▸ **Problem statement**: Using the string "Michael" as the key, pull each matching line out of the records below.

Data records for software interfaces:
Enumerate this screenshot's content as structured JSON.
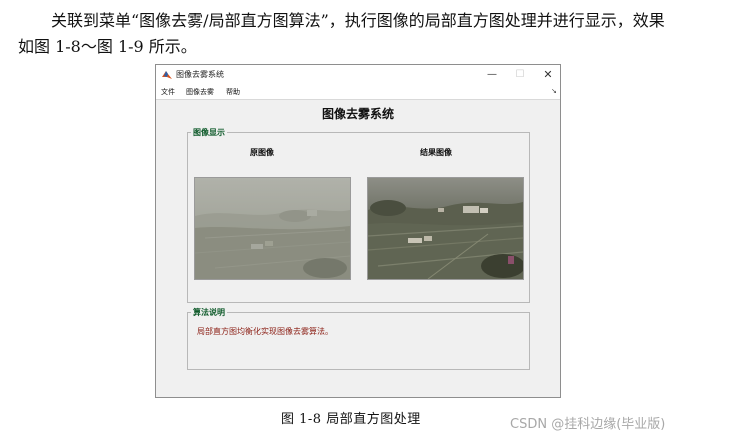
{
  "document": {
    "line1": "关联到菜单“图像去雾/局部直方图算法”，执行图像的局部直方图处理并进行显示，效果",
    "line2": "如图 1-8～图 1-9 所示。",
    "caption": "图 1-8    局部直方图处理",
    "watermark": "CSDN @挂科边缘(毕业版)"
  },
  "window": {
    "title": "图像去雾系统",
    "icon": "matlab-icon",
    "controls": {
      "minimize": "—",
      "maximize": "☐",
      "close": "✕"
    },
    "menu": [
      "文件",
      "图像去雾",
      "帮助"
    ],
    "dock_arrow": "↘",
    "system_title": "图像去雾系统",
    "display_group": {
      "title": "图像显示",
      "original_label": "原图像",
      "result_label": "结果图像"
    },
    "algo_group": {
      "title": "算法说明",
      "text": "局部直方图均衡化实现图像去雾算法。"
    }
  },
  "colors": {
    "group_title": "#0e5a2a",
    "algo_text": "#8a1c12",
    "window_bg": "#f0f0f0"
  }
}
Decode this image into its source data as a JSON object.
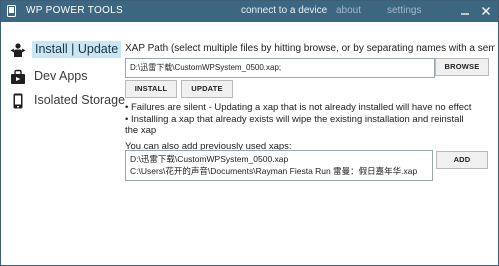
{
  "window": {
    "title": "WP POWER TOOLS",
    "nav": {
      "connect": "connect to a device",
      "about": "about",
      "settings": "settings"
    },
    "accent_color": "#3d6781"
  },
  "sidebar": {
    "items": [
      {
        "label": "Install | Update",
        "icon": "install-icon",
        "selected": true
      },
      {
        "label": "Dev Apps",
        "icon": "dev-apps-icon",
        "selected": false
      },
      {
        "label": "Isolated Storage",
        "icon": "phone-icon",
        "selected": false
      }
    ]
  },
  "main": {
    "xap_label": "XAP Path (select multiple files by hitting browse, or by separating names with a semi-colo",
    "path_value": "D:\\迅雷下载\\CustomWPSystem_0500.xap;",
    "browse_label": "BROWSE",
    "install_label": "INSTALL",
    "update_label": "UPDATE",
    "note_1": "• Failures are silent - Updating a xap that is not already installed will have no effect",
    "note_2": "• Installing a xap that already exists will wipe the existing installation and reinstall",
    "note_2_cont": "the xap",
    "previous_label": "You can also add previously used xaps:",
    "previous_items": [
      "D:\\迅雷下载\\CustomWPSystem_0500.xap",
      "C:\\Users\\花开的声音\\Documents\\Rayman Fiesta Run 雷曼：假日嘉年华.xap"
    ],
    "add_label": "ADD"
  }
}
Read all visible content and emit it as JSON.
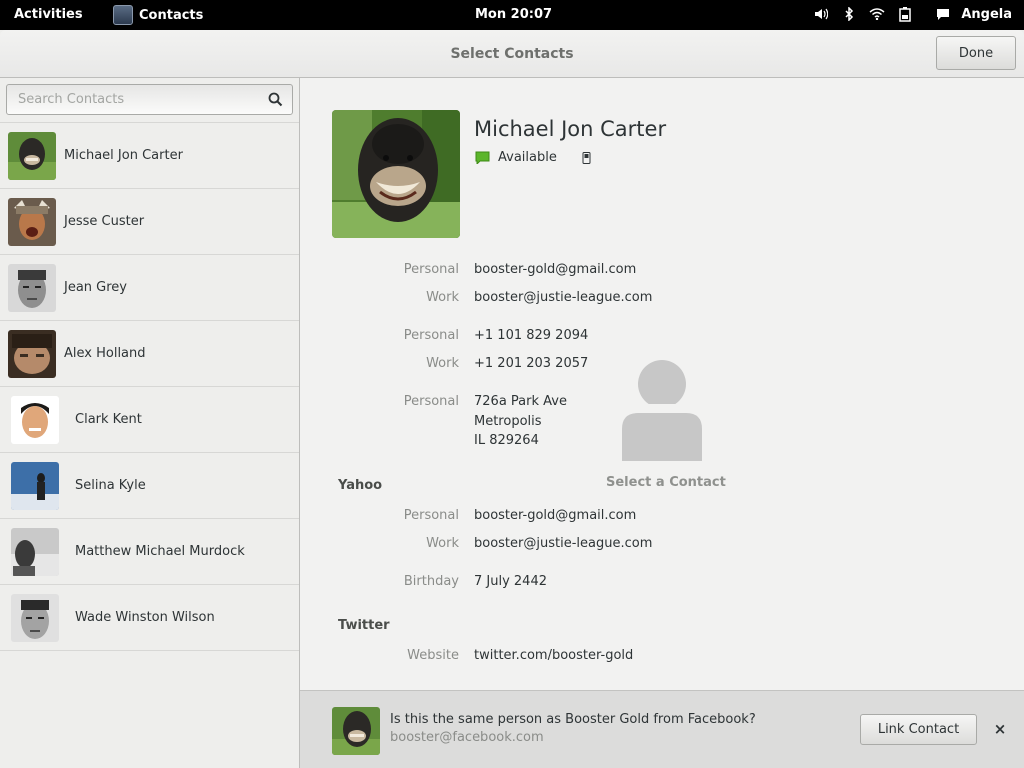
{
  "topbar": {
    "activities": "Activities",
    "app_name": "Contacts",
    "clock": "Mon 20:07",
    "user": "Angela",
    "tray_icons": [
      "volume-icon",
      "bluetooth-icon",
      "wifi-icon",
      "battery-icon",
      "chat-icon"
    ]
  },
  "header": {
    "title": "Select Contacts",
    "done_label": "Done"
  },
  "sidebar": {
    "search_placeholder": "Search Contacts",
    "contacts": [
      {
        "name": "Michael Jon Carter"
      },
      {
        "name": "Jesse Custer"
      },
      {
        "name": "Jean Grey"
      },
      {
        "name": "Alex Holland"
      },
      {
        "name": "Clark Kent"
      },
      {
        "name": "Selina Kyle"
      },
      {
        "name": "Matthew Michael Murdock"
      },
      {
        "name": "Wade Winston Wilson"
      }
    ]
  },
  "contact": {
    "name": "Michael Jon Carter",
    "presence": "Available",
    "emails": [
      {
        "label": "Personal",
        "value": "booster-gold@gmail.com"
      },
      {
        "label": "Work",
        "value": "booster@justie-league.com"
      }
    ],
    "phones": [
      {
        "label": "Personal",
        "value": "+1 101 829 2094"
      },
      {
        "label": "Work",
        "value": "+1 201 203 2057"
      }
    ],
    "address": {
      "label": "Personal",
      "line1": "726a Park Ave",
      "line2": "Metropolis",
      "line3": "IL 829264"
    },
    "yahoo": {
      "heading": "Yahoo",
      "emails": [
        {
          "label": "Personal",
          "value": "booster-gold@gmail.com"
        },
        {
          "label": "Work",
          "value": "booster@justie-league.com"
        }
      ],
      "birthday_label": "Birthday",
      "birthday": "7 July 2442"
    },
    "twitter": {
      "heading": "Twitter",
      "website_label": "Website",
      "website": "twitter.com/booster-gold"
    }
  },
  "placeholder": {
    "label": "Select a Contact"
  },
  "notification": {
    "question": "Is this the same person as Booster Gold from Facebook?",
    "email": "booster@facebook.com",
    "link_label": "Link Contact",
    "close_label": "×"
  },
  "colors": {
    "topbar_bg": "#000000",
    "window_bg": "#eeeeec",
    "presence_green": "#4e9a06"
  }
}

▸ **Output of the exercise**:
        "name": "Michael Jon Carter"
        "name": "Matthew Michael Murdock"
    "name": "Michael Jon Carter",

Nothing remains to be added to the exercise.